Bronson Tracy Has: The License

Everyone wants it. Bronson Tracy has it. What would you do with… The License?

This one gets filed under “one of the best ideas I’ve ever had”, and it just never really found traction. The concept: one person in the USA is issued a license to use any and all non-lethal force they deem necessary in order to preserve civility in the nation. You can’t kill. You can’t as much as touch a weapon. But beyond that point… the law no longer applies to you.

It’s a license to kick ass.

Bronson Tracy, long-term convict but all-round good egg, gets The License, and embarks on a career of ass-kicking that quickly turns sour, as he discovers that beating people up for being rude doesn’t generally actually make them less rude — just more angry and crazy.

[and this is pretty much where the comic ran out of steam — no audience, no more money to pay artists.]

The License Program is a byzantine bureaucratic machine run by the enigmatic Mr. K, who turns out to be a long-hiding Elvis Presley, determined to make up for letting the American people down by creating the License Program to create a new generation of American folk heroes.

Bronson eventually punches his way to finding a former holder of The License, now in an insane asylum, and slowly realizes that punching jerks for talking in movie theatres and having 11 items in the 8-item lane isn’t getting much done in terms of making the world better.
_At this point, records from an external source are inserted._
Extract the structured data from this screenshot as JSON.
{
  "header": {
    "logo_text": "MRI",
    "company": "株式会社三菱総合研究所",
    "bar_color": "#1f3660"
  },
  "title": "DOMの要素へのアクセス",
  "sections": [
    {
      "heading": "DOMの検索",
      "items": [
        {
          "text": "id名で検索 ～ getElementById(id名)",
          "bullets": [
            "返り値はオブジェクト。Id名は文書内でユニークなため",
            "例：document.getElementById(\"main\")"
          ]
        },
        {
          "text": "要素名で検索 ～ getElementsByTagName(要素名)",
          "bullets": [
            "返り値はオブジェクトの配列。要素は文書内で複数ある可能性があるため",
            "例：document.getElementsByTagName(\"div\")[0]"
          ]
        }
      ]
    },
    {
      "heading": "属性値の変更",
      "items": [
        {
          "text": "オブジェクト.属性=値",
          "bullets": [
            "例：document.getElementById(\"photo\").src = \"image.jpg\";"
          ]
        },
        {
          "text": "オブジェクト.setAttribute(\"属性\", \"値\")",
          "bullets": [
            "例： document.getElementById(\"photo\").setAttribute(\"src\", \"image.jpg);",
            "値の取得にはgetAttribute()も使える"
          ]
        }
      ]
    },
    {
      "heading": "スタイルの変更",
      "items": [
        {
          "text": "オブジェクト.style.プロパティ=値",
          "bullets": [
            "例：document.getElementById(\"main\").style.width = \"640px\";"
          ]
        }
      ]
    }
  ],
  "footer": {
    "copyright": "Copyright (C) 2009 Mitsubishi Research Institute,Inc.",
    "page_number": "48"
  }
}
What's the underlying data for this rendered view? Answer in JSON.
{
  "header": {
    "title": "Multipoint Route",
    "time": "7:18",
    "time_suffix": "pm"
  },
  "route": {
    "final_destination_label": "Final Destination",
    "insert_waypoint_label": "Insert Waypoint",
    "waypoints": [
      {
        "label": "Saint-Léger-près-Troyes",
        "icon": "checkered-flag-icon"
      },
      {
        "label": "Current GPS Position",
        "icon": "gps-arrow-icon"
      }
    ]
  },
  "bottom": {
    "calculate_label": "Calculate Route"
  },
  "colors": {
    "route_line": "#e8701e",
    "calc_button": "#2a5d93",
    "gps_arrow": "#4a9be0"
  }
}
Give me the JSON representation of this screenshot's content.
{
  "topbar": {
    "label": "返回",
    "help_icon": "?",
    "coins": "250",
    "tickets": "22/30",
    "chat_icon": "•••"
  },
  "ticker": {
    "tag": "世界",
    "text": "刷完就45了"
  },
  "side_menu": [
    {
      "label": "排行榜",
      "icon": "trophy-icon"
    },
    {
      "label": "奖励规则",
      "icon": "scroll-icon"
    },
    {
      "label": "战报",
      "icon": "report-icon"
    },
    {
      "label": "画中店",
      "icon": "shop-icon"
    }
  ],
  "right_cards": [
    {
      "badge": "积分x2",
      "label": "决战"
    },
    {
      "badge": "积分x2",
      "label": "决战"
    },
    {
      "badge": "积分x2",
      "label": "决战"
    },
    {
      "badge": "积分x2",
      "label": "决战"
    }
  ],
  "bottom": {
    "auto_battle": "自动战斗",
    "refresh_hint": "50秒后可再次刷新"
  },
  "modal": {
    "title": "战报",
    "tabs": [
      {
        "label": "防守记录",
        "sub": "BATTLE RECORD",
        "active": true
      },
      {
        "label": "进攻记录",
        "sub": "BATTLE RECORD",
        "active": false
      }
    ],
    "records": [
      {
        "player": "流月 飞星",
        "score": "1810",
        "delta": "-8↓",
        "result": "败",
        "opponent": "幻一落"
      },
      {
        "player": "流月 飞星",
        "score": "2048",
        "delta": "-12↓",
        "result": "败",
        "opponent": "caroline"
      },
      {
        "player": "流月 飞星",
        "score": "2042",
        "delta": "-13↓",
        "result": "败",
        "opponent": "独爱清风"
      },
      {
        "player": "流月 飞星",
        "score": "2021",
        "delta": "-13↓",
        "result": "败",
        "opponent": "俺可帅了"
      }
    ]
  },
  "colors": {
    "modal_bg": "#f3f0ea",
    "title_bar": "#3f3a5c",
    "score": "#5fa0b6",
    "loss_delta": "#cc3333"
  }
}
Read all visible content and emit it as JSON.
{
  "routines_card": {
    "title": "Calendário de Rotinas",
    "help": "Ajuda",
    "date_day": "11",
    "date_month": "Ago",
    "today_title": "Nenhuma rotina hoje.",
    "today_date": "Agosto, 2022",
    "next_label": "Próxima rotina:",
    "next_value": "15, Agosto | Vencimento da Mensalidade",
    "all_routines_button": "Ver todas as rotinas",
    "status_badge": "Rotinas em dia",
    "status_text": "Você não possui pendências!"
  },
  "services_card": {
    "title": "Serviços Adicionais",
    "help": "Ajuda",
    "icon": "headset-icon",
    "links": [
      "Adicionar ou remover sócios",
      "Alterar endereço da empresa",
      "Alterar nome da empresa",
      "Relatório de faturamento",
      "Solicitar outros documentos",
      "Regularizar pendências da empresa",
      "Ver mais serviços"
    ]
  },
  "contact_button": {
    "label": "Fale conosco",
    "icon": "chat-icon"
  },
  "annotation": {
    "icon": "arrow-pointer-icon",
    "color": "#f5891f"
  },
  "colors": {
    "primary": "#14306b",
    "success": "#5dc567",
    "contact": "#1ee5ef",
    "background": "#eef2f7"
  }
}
So he starts punching bank managers, then local politicians, and eventually sets out for Washington to beat the tar out of the President himself.

Complicating matters is the American Nightmare — it turns out there’s only actually one serial killer, and it’s this dude, dropped into areas to create psychic unrest and support for the ongoing, increasing militarization of the police and the reduction of citizen rights.

Bronson eventually gets shot on his way to slap the President around, and the first series ends (well, would have) with the License passing to an illegal immigrant in an LA street fighting ring…

It didn’t take off — not sure if it was the writing, wrong place/wrong time, only being able to afford to pay Diego, Chris and Roy a pittance for a half-page of art every week, or whatnot.

But it was a hell of an idea and if I ever quit my job I might just go all Lee Childs and start writing the thing as dimestore novels.

Here’s all of the old art files I could find… scripts further down. Art by Diego Jourdan, then Chris Fason, then Roy Boney, Jr. (my Deadies/Dead Eyes Open / Dead Funny collaborator). 2/3 of the License artists are notable enough to have their own Wikipedia pages! That’s pretty nuts.

I thought Chapters 4 and 5 were lost to time, but old friend and total mensch JR Conlin had the files! Thanks, JR.

I’m still pretty proud of this as a two-fisted action story. Some of the stuff doesn’t hold up as well in 2021 — guys with Nazi symbols on their heads resonate different now than they did then. I’d probably dial back some of the gruesome-for-gruesome’s-sake material today. But hey, I was in my 20s, and this was a hell of a lot of fun to write and have wildly talented people draw.